:: Exercise input ::
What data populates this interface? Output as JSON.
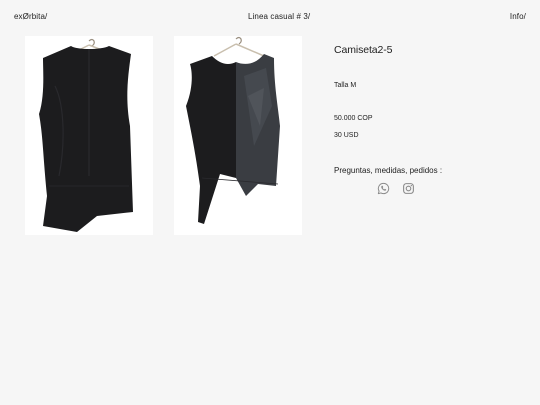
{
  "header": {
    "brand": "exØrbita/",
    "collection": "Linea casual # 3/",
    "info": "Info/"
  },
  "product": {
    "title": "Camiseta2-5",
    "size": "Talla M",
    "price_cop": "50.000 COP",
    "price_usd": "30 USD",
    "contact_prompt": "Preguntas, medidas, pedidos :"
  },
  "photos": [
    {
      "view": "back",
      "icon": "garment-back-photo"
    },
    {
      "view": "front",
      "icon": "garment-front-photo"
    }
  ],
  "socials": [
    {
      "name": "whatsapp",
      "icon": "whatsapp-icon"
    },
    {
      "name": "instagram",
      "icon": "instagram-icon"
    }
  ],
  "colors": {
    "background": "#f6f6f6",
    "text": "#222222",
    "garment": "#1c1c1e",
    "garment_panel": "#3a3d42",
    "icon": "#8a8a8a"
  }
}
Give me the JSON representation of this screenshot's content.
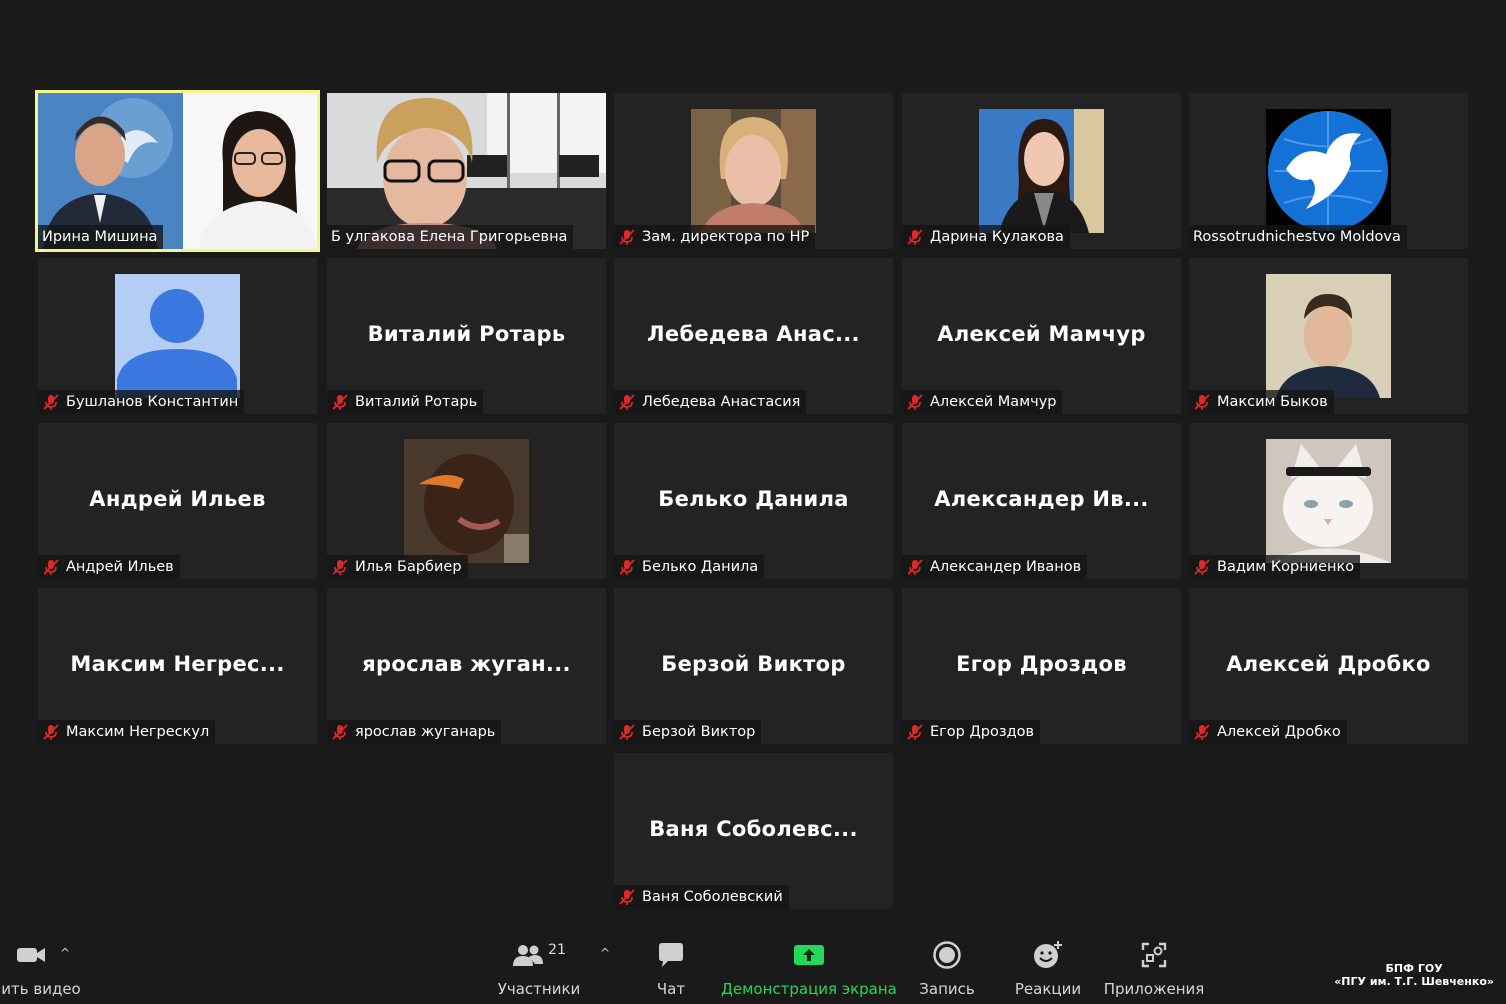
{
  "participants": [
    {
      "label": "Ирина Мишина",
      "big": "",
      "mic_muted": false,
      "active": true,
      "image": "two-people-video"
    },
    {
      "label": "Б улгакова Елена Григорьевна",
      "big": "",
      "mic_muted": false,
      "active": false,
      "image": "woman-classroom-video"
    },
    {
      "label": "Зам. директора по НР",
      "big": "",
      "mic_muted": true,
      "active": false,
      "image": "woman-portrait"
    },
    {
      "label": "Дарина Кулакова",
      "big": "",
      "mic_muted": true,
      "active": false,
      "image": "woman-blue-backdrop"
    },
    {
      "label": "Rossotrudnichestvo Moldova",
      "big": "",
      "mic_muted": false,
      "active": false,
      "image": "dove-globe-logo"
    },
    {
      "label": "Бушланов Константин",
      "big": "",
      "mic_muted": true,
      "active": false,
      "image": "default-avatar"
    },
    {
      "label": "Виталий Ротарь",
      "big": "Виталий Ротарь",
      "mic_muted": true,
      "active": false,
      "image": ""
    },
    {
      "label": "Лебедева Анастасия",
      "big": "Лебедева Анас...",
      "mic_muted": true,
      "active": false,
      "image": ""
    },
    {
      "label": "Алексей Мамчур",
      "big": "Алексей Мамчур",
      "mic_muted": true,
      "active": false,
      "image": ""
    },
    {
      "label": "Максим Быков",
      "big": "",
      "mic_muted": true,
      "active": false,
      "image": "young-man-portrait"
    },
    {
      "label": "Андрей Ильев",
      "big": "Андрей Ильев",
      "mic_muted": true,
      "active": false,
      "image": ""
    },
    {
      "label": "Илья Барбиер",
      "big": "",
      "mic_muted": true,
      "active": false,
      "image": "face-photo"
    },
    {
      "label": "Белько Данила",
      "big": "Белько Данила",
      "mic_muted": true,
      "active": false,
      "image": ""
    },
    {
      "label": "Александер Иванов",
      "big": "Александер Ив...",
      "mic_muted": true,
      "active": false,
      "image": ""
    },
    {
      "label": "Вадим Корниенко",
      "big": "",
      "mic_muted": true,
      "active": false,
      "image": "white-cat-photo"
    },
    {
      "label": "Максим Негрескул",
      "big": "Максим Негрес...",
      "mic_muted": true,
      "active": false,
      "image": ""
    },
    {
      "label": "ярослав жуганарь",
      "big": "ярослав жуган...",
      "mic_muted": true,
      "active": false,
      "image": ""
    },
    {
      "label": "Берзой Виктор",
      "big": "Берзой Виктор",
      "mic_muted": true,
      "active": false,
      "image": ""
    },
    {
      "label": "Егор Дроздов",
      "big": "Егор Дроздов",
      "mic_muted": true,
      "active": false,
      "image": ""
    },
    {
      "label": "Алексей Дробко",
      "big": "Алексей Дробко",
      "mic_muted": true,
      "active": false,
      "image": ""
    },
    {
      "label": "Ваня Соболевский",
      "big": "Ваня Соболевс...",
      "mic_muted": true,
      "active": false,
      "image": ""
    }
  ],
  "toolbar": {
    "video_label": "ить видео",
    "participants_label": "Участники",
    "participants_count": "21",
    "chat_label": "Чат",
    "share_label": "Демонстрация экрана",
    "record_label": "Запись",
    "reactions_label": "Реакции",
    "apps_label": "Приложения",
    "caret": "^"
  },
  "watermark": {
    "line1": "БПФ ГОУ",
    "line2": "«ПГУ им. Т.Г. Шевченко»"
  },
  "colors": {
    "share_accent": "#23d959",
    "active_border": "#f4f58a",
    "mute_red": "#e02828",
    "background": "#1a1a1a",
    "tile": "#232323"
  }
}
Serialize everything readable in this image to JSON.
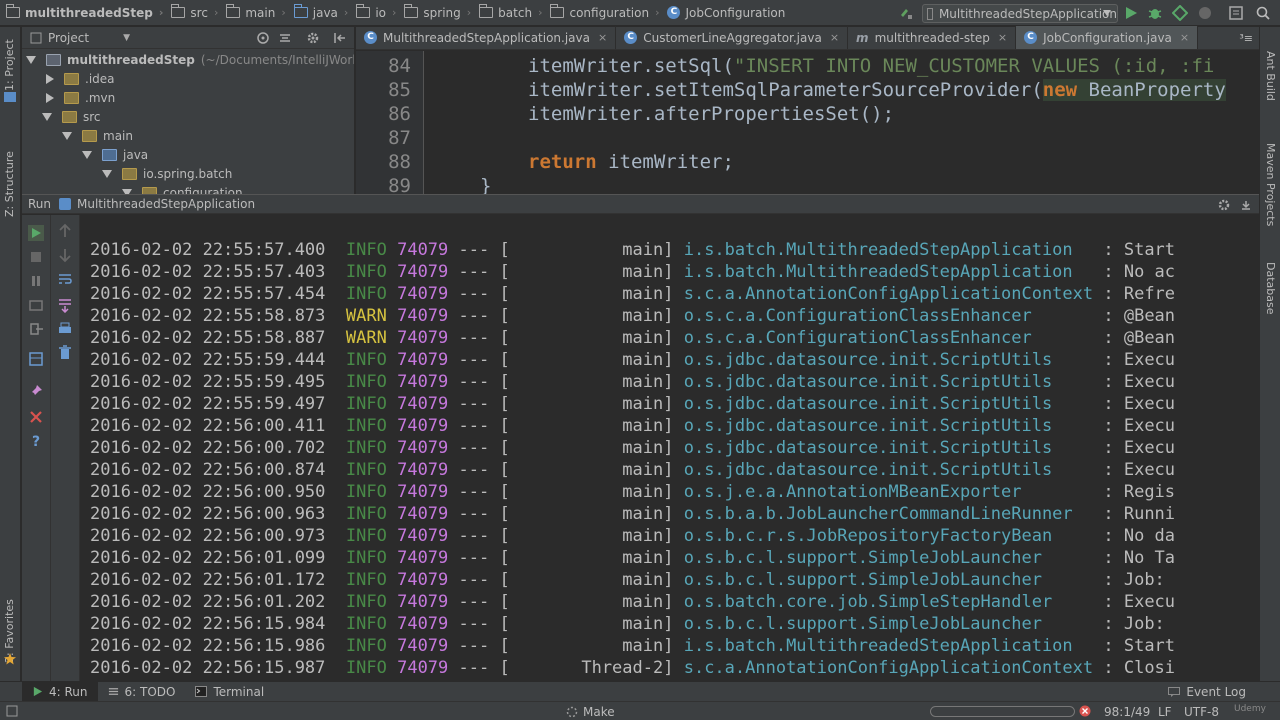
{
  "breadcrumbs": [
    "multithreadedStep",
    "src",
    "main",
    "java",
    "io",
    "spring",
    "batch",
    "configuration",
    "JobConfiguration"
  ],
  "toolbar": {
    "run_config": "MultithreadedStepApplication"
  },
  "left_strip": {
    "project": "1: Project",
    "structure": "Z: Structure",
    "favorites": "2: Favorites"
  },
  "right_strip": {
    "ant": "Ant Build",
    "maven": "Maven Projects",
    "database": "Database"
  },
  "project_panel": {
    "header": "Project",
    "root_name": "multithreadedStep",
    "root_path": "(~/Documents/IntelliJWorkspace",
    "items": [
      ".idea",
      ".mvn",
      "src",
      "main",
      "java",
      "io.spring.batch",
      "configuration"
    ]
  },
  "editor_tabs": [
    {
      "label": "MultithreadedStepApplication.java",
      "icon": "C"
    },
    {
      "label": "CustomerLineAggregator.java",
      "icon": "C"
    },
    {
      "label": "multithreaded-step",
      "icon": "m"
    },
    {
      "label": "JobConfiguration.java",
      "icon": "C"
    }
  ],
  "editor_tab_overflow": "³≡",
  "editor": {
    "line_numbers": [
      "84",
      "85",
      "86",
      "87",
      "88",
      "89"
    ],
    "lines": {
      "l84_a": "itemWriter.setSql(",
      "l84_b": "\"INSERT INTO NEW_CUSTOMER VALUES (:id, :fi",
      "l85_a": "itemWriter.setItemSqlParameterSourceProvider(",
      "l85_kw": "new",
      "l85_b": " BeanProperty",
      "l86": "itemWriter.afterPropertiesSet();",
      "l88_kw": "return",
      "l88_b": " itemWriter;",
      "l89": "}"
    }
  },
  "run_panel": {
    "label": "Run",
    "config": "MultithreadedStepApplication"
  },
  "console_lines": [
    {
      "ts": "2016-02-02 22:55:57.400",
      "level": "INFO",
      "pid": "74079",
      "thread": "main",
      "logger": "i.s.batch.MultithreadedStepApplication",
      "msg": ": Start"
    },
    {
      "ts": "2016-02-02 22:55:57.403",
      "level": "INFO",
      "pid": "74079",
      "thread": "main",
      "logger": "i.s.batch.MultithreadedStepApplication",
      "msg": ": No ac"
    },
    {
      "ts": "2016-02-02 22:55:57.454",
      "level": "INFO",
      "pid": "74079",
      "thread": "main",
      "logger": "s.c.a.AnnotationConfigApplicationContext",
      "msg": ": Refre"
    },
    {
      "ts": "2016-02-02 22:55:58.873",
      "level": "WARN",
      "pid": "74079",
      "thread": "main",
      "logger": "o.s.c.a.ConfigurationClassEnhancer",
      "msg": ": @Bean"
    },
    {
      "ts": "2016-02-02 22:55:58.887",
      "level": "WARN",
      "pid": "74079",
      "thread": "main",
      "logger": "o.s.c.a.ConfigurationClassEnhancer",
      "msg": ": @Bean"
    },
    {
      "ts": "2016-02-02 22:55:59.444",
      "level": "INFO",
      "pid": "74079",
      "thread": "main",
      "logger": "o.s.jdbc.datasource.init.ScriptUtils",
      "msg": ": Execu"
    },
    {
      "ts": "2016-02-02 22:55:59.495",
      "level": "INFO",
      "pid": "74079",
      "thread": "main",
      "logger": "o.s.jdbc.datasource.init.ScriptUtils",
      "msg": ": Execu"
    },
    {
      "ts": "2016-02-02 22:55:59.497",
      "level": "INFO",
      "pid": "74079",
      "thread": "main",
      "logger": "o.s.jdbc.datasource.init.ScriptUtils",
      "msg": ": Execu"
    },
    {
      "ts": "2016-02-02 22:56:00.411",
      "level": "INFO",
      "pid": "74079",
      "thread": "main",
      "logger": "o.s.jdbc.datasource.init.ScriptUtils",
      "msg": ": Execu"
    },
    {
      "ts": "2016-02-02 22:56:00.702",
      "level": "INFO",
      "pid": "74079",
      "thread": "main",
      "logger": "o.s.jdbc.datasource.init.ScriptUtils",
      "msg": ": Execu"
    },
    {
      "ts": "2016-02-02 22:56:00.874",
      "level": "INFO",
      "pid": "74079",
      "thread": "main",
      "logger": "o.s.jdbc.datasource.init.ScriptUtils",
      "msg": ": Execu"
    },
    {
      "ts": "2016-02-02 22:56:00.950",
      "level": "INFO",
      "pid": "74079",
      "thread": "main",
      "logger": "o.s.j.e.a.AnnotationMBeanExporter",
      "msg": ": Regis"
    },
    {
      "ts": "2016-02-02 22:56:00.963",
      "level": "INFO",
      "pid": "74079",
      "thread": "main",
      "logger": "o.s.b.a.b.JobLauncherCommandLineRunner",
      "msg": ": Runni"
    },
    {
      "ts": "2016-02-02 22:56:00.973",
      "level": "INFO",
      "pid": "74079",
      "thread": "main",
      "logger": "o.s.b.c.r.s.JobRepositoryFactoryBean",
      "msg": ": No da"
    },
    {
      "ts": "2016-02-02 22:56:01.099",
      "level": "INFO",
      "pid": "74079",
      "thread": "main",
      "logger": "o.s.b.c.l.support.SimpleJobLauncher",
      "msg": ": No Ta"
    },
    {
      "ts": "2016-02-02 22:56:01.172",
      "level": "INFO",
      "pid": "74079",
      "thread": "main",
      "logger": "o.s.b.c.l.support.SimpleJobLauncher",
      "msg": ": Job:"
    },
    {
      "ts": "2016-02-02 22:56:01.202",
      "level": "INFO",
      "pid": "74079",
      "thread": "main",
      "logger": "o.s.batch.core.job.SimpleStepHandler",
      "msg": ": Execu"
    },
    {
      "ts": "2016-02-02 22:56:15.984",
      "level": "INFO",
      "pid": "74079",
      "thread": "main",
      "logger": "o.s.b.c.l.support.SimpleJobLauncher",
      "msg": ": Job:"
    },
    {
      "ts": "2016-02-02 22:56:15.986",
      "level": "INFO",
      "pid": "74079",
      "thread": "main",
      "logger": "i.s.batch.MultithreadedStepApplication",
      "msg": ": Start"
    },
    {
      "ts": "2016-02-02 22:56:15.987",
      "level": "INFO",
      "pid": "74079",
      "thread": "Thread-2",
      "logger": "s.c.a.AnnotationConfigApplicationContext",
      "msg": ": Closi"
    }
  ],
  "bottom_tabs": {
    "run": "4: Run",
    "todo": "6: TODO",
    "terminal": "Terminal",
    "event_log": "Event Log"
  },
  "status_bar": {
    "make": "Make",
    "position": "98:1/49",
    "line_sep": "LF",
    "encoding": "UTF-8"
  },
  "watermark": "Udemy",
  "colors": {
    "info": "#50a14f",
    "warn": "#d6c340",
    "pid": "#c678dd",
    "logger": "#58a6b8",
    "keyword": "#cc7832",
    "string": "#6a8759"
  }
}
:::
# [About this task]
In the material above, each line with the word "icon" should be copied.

# [Finished exercise]
      "icon": "garment-back-photo"
      "icon": "garment-front-photo"
      "icon": "whatsapp-icon"
      "icon": "instagram-icon"
    "icon": "#8a8a8a"
      "icon": "C"
      "icon": "C"
      "icon": "m"
      "icon": "C"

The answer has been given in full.